Safeguarding your legacy for your children

26 March 2024 816
For any parent, the question of how to protect and provide for their children after their passing is a burning concern that arises long before the first child is born. In this article, we explore how parents can safeguard their legacy for their children.

Understanding legal considerations for minor beneficiaries
In South Africa, children under the age of 18 are considered minors and do not have the legal capacity to enter into agreements or contracts without the assistance of a legal guardian. This also impacts their ability to inherit directly. If you plan on leaving assets to a minor child, their inability to inherit directly may pose challenges, as section 43(2)(a) of the Administration of Estates Act 66 of 1965 ("Act") determines that no sum of money shall be paid to any guardian. Upon your passing, any money bequeathed to your minor child will be managed by the Guardian’s Fund as overseen by the Master of the High Court. 

Challenges with inheriting assets: the impact on minor children
This is not ideal as accessing funds from the Guardian’s Fund can be a lengthy process, potentially causing delays in meeting essential expenses of the minor child such as school fees, clothing and other necessities. Additionally, the investment growth in the Guardian’s Fund tends to be below conservative, negatively impacting the assets' growth potential over time.

It is important to note that the above provisions about the Guardians Fund only apply in instances where minor beneficiaries are entitled to receive monetary funds as an inheritance. In terms of Section 43(1) of the Act, any movable assets including furniture, personal effects or motor vehicles which a minor child is entitled to receive may be handed to such minor child’s natural guardian until the child reaches the age of majority. Immovable property left to a minor child will be registered under their name but will also be managed by their legal guardian until they reach the age of 18.

Leveraging trusts: ensuring timely access to inherited funds
The most effective strategies to prevent a cash inheritance due to a minor child from being paid to the Guardian’s Fund is by bequeathing such inheritances to an existing inter vivos trust (a trust that is registered during the founder’s life) or to a testamentary trust (a trust that comes into existence after the date of your death). This will safeguard the inheritance of a beneficiary in the same way that the Guardian’s Fund is supposed to, however, the beneficiaries and guardians will be able to access the inheritance through simpler, and more timely means, in consultation with the trustees.

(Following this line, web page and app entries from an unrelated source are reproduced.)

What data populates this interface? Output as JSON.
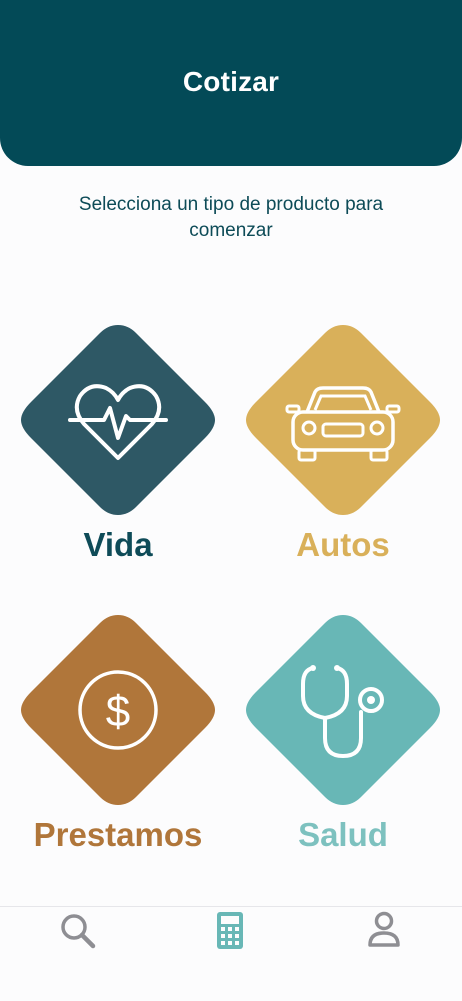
{
  "header": {
    "title": "Cotizar"
  },
  "subtitle": "Selecciona un tipo de producto para comenzar",
  "products": [
    {
      "label": "Vida",
      "icon": "heart-pulse-icon",
      "color": "#2e5865",
      "label_color": "#0e4b58"
    },
    {
      "label": "Autos",
      "icon": "car-icon",
      "color": "#d9b05a",
      "label_color": "#d9b05a"
    },
    {
      "label": "Prestamos",
      "icon": "dollar-coin-icon",
      "color": "#b0763a",
      "label_color": "#b0763a"
    },
    {
      "label": "Salud",
      "icon": "stethoscope-icon",
      "color": "#68b7b6",
      "label_color": "#7dc1bf"
    }
  ],
  "tabbar": {
    "items": [
      {
        "icon": "search-icon",
        "active": false
      },
      {
        "icon": "calculator-icon",
        "active": true
      },
      {
        "icon": "profile-icon",
        "active": false
      }
    ],
    "active_color": "#68b7b6",
    "inactive_color": "#8e8e93"
  }
}
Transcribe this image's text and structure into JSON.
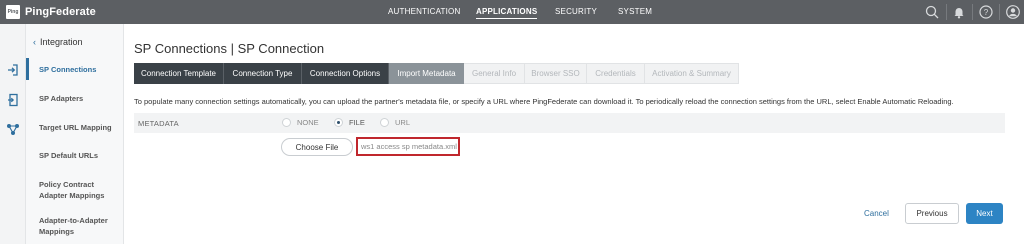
{
  "header": {
    "logo_mark": "Ping",
    "logo_text": "PingFederate",
    "nav": [
      "AUTHENTICATION",
      "APPLICATIONS",
      "SECURITY",
      "SYSTEM"
    ],
    "active_nav": "APPLICATIONS"
  },
  "sidebar": {
    "section_title": "Integration",
    "items": [
      {
        "label": "SP Connections"
      },
      {
        "label": "SP Adapters"
      },
      {
        "label": "Target URL Mapping"
      },
      {
        "label": "SP Default URLs"
      },
      {
        "label": "Policy Contract Adapter Mappings"
      },
      {
        "label": "Adapter-to-Adapter Mappings"
      }
    ],
    "active_item": "SP Connections"
  },
  "main": {
    "title": "SP Connections | SP Connection",
    "tabs": [
      {
        "label": "Connection Template",
        "state": "done"
      },
      {
        "label": "Connection Type",
        "state": "done"
      },
      {
        "label": "Connection Options",
        "state": "done"
      },
      {
        "label": "Import Metadata",
        "state": "current"
      },
      {
        "label": "General Info",
        "state": "todo"
      },
      {
        "label": "Browser SSO",
        "state": "todo"
      },
      {
        "label": "Credentials",
        "state": "todo"
      },
      {
        "label": "Activation & Summary",
        "state": "todo"
      }
    ],
    "intro": "To populate many connection settings automatically, you can upload the partner's metadata file, or specify a URL where PingFederate can download it. To periodically reload the connection settings from the URL, select Enable Automatic Reloading.",
    "metadata": {
      "label": "METADATA",
      "options": [
        "NONE",
        "FILE",
        "URL"
      ],
      "selected": "FILE"
    },
    "choose_file_label": "Choose File",
    "file_name": "ws1 access sp metadata.xml"
  },
  "footer": {
    "cancel": "Cancel",
    "previous": "Previous",
    "next": "Next"
  },
  "colors": {
    "topbar": "#5c5f63",
    "accent": "#2f6f9e",
    "next_button": "#2d84c4",
    "highlight_border": "#c0272d"
  }
}
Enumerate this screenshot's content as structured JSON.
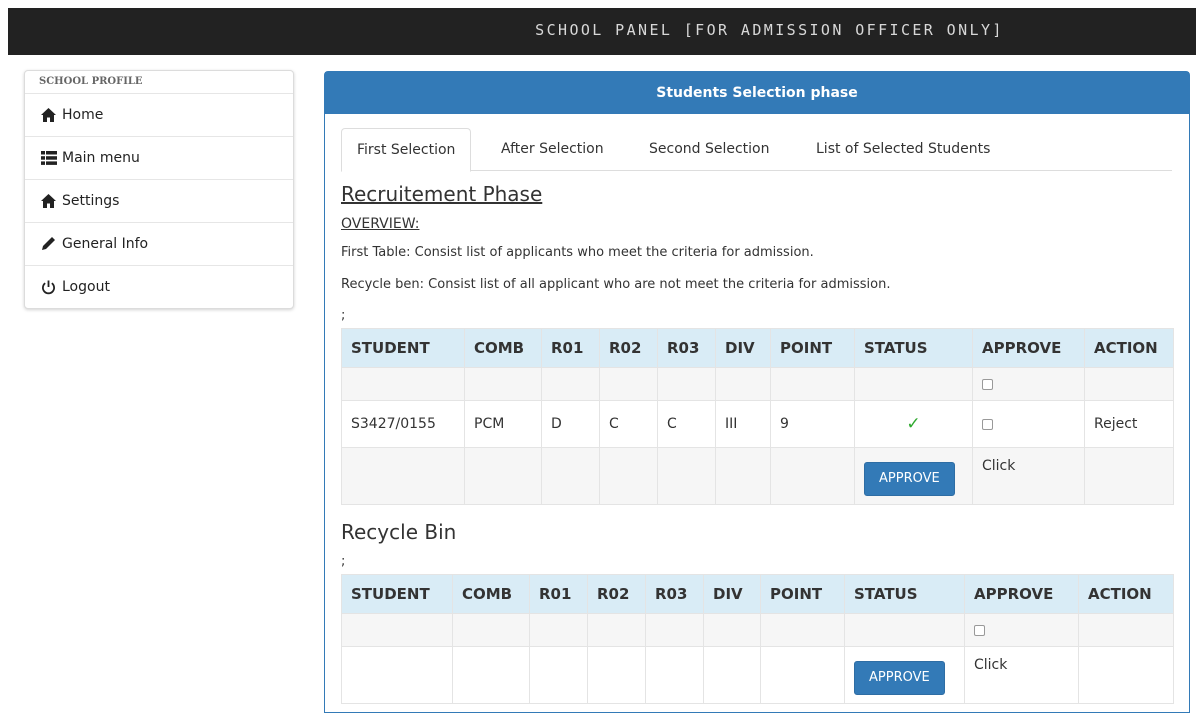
{
  "header": {
    "title": "SCHOOL PANEL [FOR ADMISSION OFFICER ONLY]"
  },
  "sidebar": {
    "heading": "SCHOOL PROFILE",
    "items": [
      {
        "label": "Home",
        "icon": "home-icon"
      },
      {
        "label": "Main menu",
        "icon": "list-icon"
      },
      {
        "label": "Settings",
        "icon": "home-icon"
      },
      {
        "label": "General Info",
        "icon": "pencil-icon"
      },
      {
        "label": "Logout",
        "icon": "power-icon"
      }
    ]
  },
  "panel": {
    "title": "Students Selection phase"
  },
  "tabs": [
    {
      "label": "First Selection",
      "active": true
    },
    {
      "label": "After Selection",
      "active": false
    },
    {
      "label": "Second Selection",
      "active": false
    },
    {
      "label": "List of Selected Students",
      "active": false
    }
  ],
  "content": {
    "heading": "Recruitement Phase",
    "overview_label": "OVERVIEW:",
    "para1": "First Table: Consist list of applicants who meet the criteria for admission.",
    "para2": "Recycle ben: Consist list of all applicant who are not meet the criteria for admission.",
    "semicolon": ";",
    "recycle_heading": "Recycle Bin"
  },
  "table_columns": [
    "STUDENT",
    "COMB",
    "R01",
    "R02",
    "R03",
    "DIV",
    "POINT",
    "STATUS",
    "APPROVE",
    "ACTION"
  ],
  "first_table": {
    "row": {
      "student": "S3427/0155",
      "comb": "PCM",
      "r01": "D",
      "r02": "C",
      "r03": "C",
      "div": "III",
      "point": "9",
      "status_icon": "✓",
      "action": "Reject"
    },
    "approve_button": "APPROVE",
    "click_text": "Click"
  },
  "recycle_table": {
    "approve_button": "APPROVE",
    "click_text": "Click"
  },
  "colors": {
    "primary": "#337ab7",
    "topbar": "#222222",
    "table_header": "#d9ecf6",
    "check": "#2ea92e"
  }
}
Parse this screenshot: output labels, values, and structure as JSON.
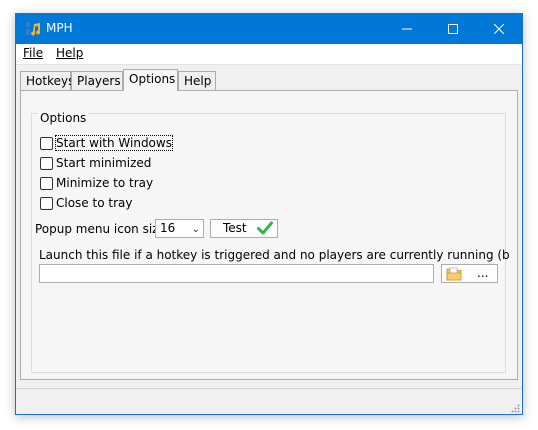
{
  "window": {
    "title": "MPH"
  },
  "menu": {
    "file": "File",
    "help": "Help"
  },
  "tabs": [
    "Hotkeys",
    "Players",
    "Options",
    "Help"
  ],
  "active_tab": "Options",
  "options": {
    "group_title": "Options",
    "checkboxes": [
      {
        "label": "Start with Windows",
        "checked": false
      },
      {
        "label": "Start minimized",
        "checked": false
      },
      {
        "label": "Minimize to tray",
        "checked": false
      },
      {
        "label": "Close to tray",
        "checked": false
      }
    ],
    "icon_size_label": "Popup menu icon size:",
    "icon_size_value": "16",
    "test_button": "Test",
    "launch_label": "Launch this file if a hotkey is triggered and no players are currently running (blank to disable):",
    "launch_value": "",
    "browse_button": "..."
  },
  "colors": {
    "titlebar": "#0078d7",
    "accent_check": "#2fb84a"
  },
  "icons": [
    "app-music-icon",
    "minimize-icon",
    "maximize-icon",
    "close-icon",
    "checkmark-icon",
    "folder-icon",
    "resize-grip-icon"
  ]
}
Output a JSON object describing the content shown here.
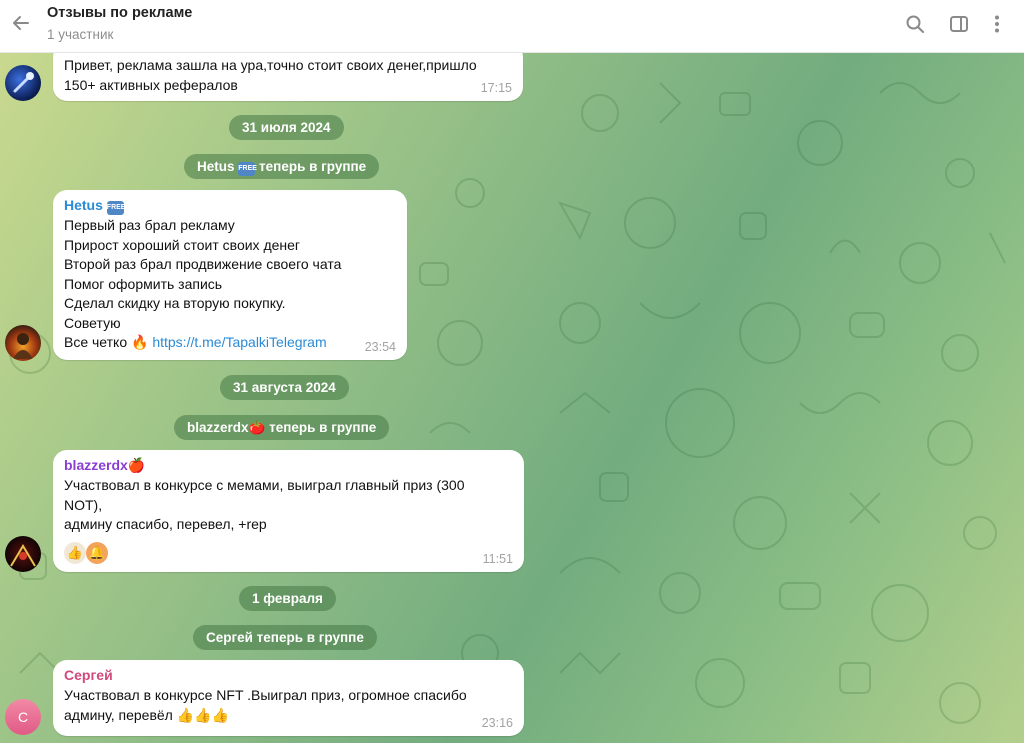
{
  "header": {
    "title": "Отзывы по рекламе",
    "subtitle": "1 участник"
  },
  "messages": [
    {
      "lines": [
        "Привет, реклама зашла на ура,точно стоит своих денег,пришло",
        "150+ активных рефералов"
      ],
      "time": "17:15"
    },
    {
      "sender": "Hetus",
      "sender_color": "#2a8bd6",
      "badge": "FREE",
      "lines": [
        "Первый раз брал рекламу",
        "Прирост хороший стоит своих денег",
        "Второй раз брал продвижение своего чата",
        "Помог оформить запись",
        "Сделал скидку на вторую покупку.",
        "Советую"
      ],
      "last_line_text": "Все четко",
      "last_line_emoji": "🔥",
      "link": "https://t.me/TapalkiTelegram",
      "time": "23:54"
    },
    {
      "sender": "blazzerdx",
      "sender_emoji": "🍎",
      "sender_color": "#8a3fd1",
      "lines": [
        "Участвовал в конкурсе с мемами, выиграл главный приз (300",
        "NOT),",
        "админу спасибо, перевел, +rep"
      ],
      "reactions": [
        "👍",
        "🔔"
      ],
      "time": "11:51"
    },
    {
      "sender": "Сергей",
      "sender_color": "#d04a7a",
      "avatar_letter": "С",
      "lines": [
        "Участвовал в конкурсе NFT .Выиграл приз, огромное спасибо",
        "админу, перевёл 👍👍👍"
      ],
      "time": "23:16"
    }
  ],
  "service": {
    "date1": "31 июля 2024",
    "join1_name": "Hetus",
    "join1_badge": "FREE",
    "join1_text": "теперь в группе",
    "date2": "31 августа 2024",
    "join2_name": "blazzerdx",
    "join2_emoji": "🍅",
    "join2_text": "теперь в группе",
    "date3": "1 февраля",
    "join3": "Сергей теперь в группе"
  },
  "icons": {
    "back": "arrow-left-icon",
    "search": "search-icon",
    "sidebar": "sidebar-toggle-icon",
    "more": "more-vertical-icon"
  },
  "colors": {
    "link": "#2a8bd6",
    "pill_bg": "rgba(70,120,70,0.55)"
  }
}
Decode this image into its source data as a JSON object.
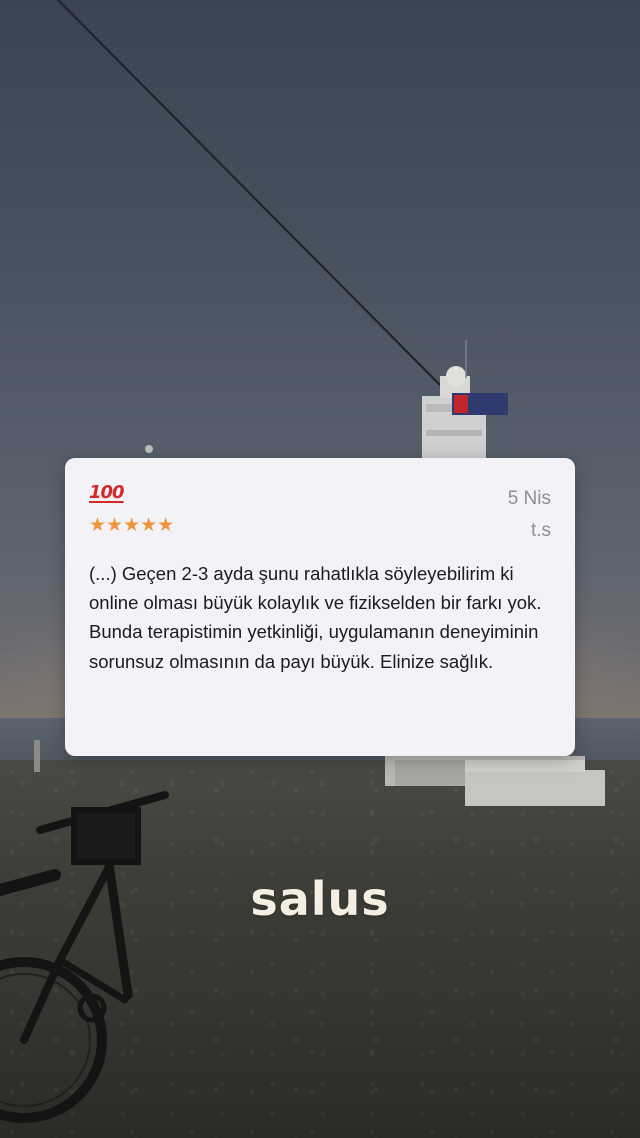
{
  "background": {
    "description_icon": "lighthouse-dusk-photo"
  },
  "review": {
    "badge_emoji": "💯",
    "badge_text": "100",
    "stars": "★★★★★",
    "rating": 5,
    "date": "5 Nis",
    "author": "t.s",
    "text": "(...) Geçen 2-3 ayda şunu rahatlıkla söyleyebilirim ki online olması büyük kolaylık ve fizikselden bir farkı yok. Bunda terapistimin yetkinliği, uygulamanın deneyiminin sorunsuz olmasının da payı büyük. Elinize sağlık.",
    "colors": {
      "card_bg": "#f2f2f7",
      "star": "#f0963a",
      "badge": "#d42a2a",
      "meta": "#8e8e93",
      "body": "#1c1c1e"
    }
  },
  "brand": {
    "name": "salus",
    "color": "#f4efe2"
  }
}
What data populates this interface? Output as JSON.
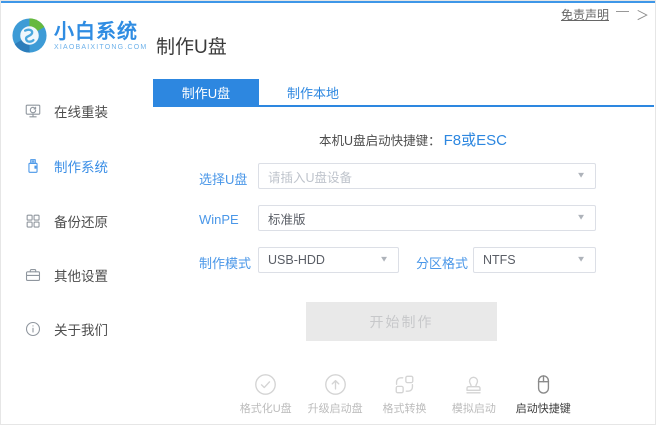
{
  "window": {
    "disclaimer_label": "免责声明",
    "minimize_glyph": "—",
    "chevron_glyph": "＞"
  },
  "brand": {
    "name": "小白系统",
    "domain": "XIAOBAIXITONG.COM",
    "logo_icon": "swirl-globe-icon"
  },
  "page": {
    "title": "制作U盘"
  },
  "sidebar": {
    "items": [
      {
        "label": "在线重装",
        "icon": "monitor-reinstall-icon",
        "active": false
      },
      {
        "label": "制作系统",
        "icon": "usb-drive-icon",
        "active": true
      },
      {
        "label": "备份还原",
        "icon": "grid-squares-icon",
        "active": false
      },
      {
        "label": "其他设置",
        "icon": "briefcase-icon",
        "active": false
      },
      {
        "label": "关于我们",
        "icon": "info-circle-icon",
        "active": false
      }
    ]
  },
  "tabs": [
    {
      "label": "制作U盘",
      "active": true
    },
    {
      "label": "制作本地",
      "active": false
    }
  ],
  "hotkey": {
    "label": "本机U盘启动快捷键：",
    "value": "F8或ESC"
  },
  "form": {
    "usb": {
      "label": "选择U盘",
      "placeholder": "请插入U盘设备"
    },
    "winpe": {
      "label": "WinPE",
      "value": "标准版"
    },
    "mode": {
      "label": "制作模式",
      "value": "USB-HDD"
    },
    "partition": {
      "label": "分区格式",
      "value": "NTFS"
    },
    "caret_glyph": "▼"
  },
  "start_button": {
    "label": "开始制作",
    "enabled": false
  },
  "actions": [
    {
      "label": "格式化U盘",
      "icon": "check-circle-icon",
      "active": false
    },
    {
      "label": "升级启动盘",
      "icon": "arrow-up-circle-icon",
      "active": false
    },
    {
      "label": "格式转换",
      "icon": "format-convert-icon",
      "active": false
    },
    {
      "label": "模拟启动",
      "icon": "stamp-icon",
      "active": false
    },
    {
      "label": "启动快捷键",
      "icon": "mouse-icon",
      "active": true
    }
  ],
  "colors": {
    "primary_blue": "#2d87e0",
    "label_blue": "#4a97e8",
    "top_accent": "#3e97e8",
    "disabled_button_bg": "#e9e9e9",
    "disabled_button_text": "#c7c8ca",
    "muted_icon": "#d4d4d4",
    "muted_label": "#bcbcbc"
  }
}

It may also make sense to utilise an existing family trust as part of your legacy plan and to bequeath your assets to such an existing trust of whom your children are the beneficiaries. It is important to note that the trust instrument must allow for the trustees of that trust to accept such bequests. The trust will then receive the assets during the administration of your deceased estate and the trustees of the trust will be able to administer such as part of the trust fund under the provisions of the trust instrument for the benefit of the trust beneficiaries.

The benefit of utilising an existing trust or a testamentary trust to safeguard monetary funds to be paid to minor children, as opposed to bequeathing all funds to a specific individual (including a spouse), is that you can ensure that the funds will be utilised solely for the maintenance, upbringing and welfare of the children, as specified in the relevant trust instrument ie. the trust deed in respect of an existing trust or your will in respect of a testamentary trust. It is crucial to realise that even where funds are bequeathed to an adult with a direct request to him or her to utilise these funds for the benefit of minor children, this cannot be controlled or enforced at a later stage, as the heir is entitled to dispose of their inheritance in any manner, they deem fit. By creating a testamentary trust or bequeathing your assets to an existing trust, such assets will then be protected and managed by the named trustees and not by the Guardian’s Fund.

The role of trustees in safeguarding inherited assets
A testator can nominate individuals who he or she deems trustworthy and reliable to act as trustees and which trustees should ensure that the trust funds are strictly utilised according to the provisions of the trust instrument. It is also advisable to designate an impartial and independent trustee to effectively serve as a safeguard against conflicts of interest and be better equipped to make unbiased judgments. This means that all monetary funds paid to the trust are safeguarded and used solely in the interests of the minor children who are beneficiaries of the trust.

It remains important to consult with your estate planner or advisor regarding your legacy needs and to ensure that you choose the correct option for the safeguarding of the interests of your children after your passing as a lack of planning or poor advice can have dramatic consequences for your loved ones. 

Disclaimer: This article is the personal opinion/view of the author(s) and is not necessarily that of the firm. The content is provided for information only and should not be seen as an exact or complete exposition of the law. Accordingly, no reliance should be placed on the content for any reason whatsoever and no action should be taken on the basis thereof unless its application and accuracy have been confirmed by a legal advisor. The firm and author(s) cannot be held liable for any prejudice or damage resulting from action taken on the basis of this content without further written confirmation by the author(s). 
Related Expertise: Deceased Estates